Monday, August 07, 2006


Oliver Stone's new movie "The World Trade Center" has received two reviews from conservative quarters so far. Both recognize that Stone plays it straight and doesn't engage in speculative conspiracy theories. However, the reviews differ after that.

First, Jonathan Last from the Weekly Standard recognizes the Christian themes in the movie, and ultimately endorses it by concluding that it "feels right."

I wondered from reading his piece, however, whether Stone's particular emphasis on religion strangely allowed him to avoid the political causes of 9/11. Last argues that Stone has made a full-blown Jesus movie, and it doesn't seem to me that a movie about 9/11 should be a Jesus movie. Also, the movie's official website seems to indicate that the movie is about how people reacted to a disaster, not the political cause of this particular disaster.

Therefore, I think Brian Carney of the WSJ probably gets the movie correct, when he complains that "there are no villains in Mr. Stone's movie" and that "9/11 was not an act of God or nature." I was an inch away from writing Last a note about what I suspected was Stone's apolitical posture, so I got a kind of weird thrill when I read Carney's piece.

I haven't seen the movie yet (since it hasn't officially been released), and it may be the very definition of prejudice to come to any conclusions about it beforehand.
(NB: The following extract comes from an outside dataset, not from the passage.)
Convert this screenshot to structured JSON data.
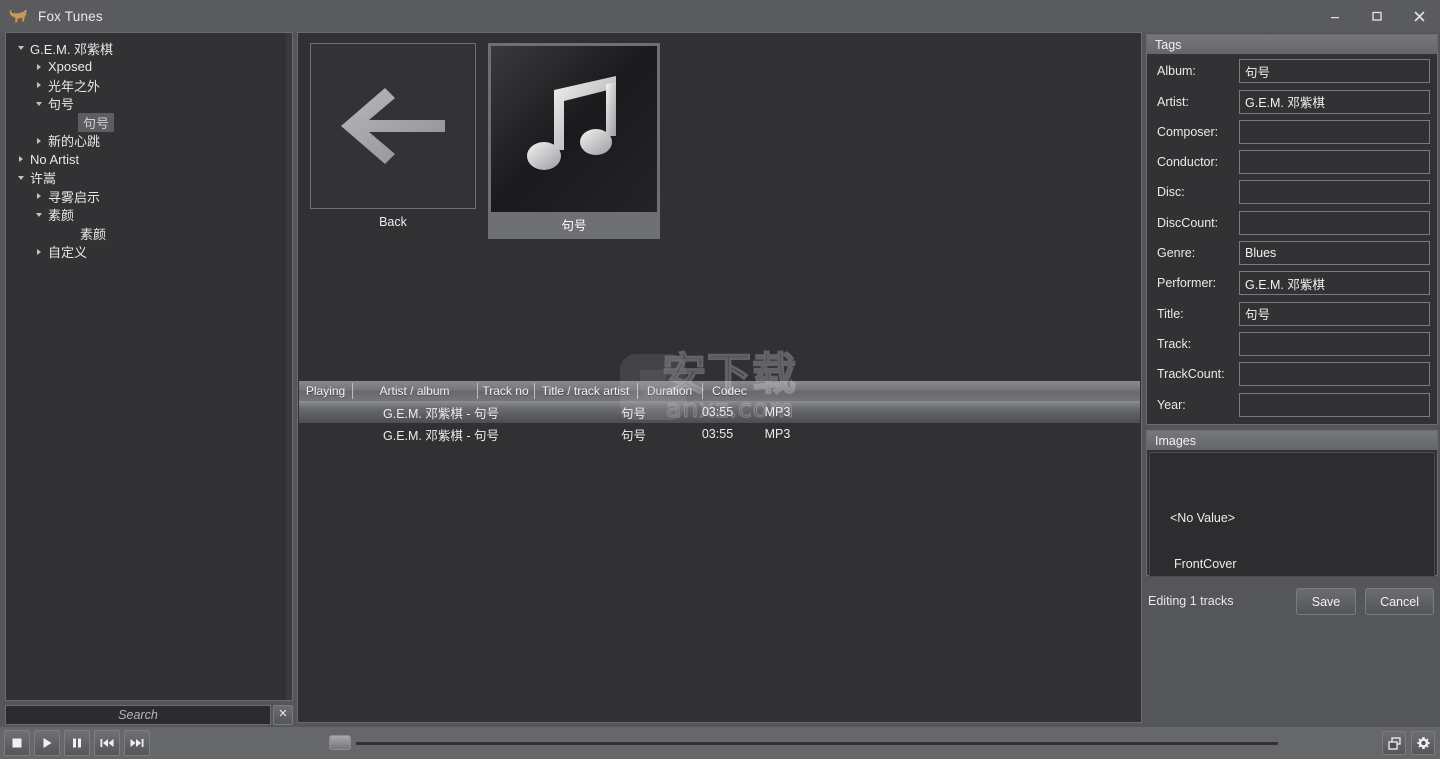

But judging from the website's clips and Last's emphasis on Jesus (which I don't doubt is correct), I think it's a good bet that Carney's got it right.

Incidentally, a great book that traces the decline of the political in pop culture over the last few generations and especially since the end of the Cold War is Paul Cantor's Gilligan Unbound.


Post a Comment

<< Home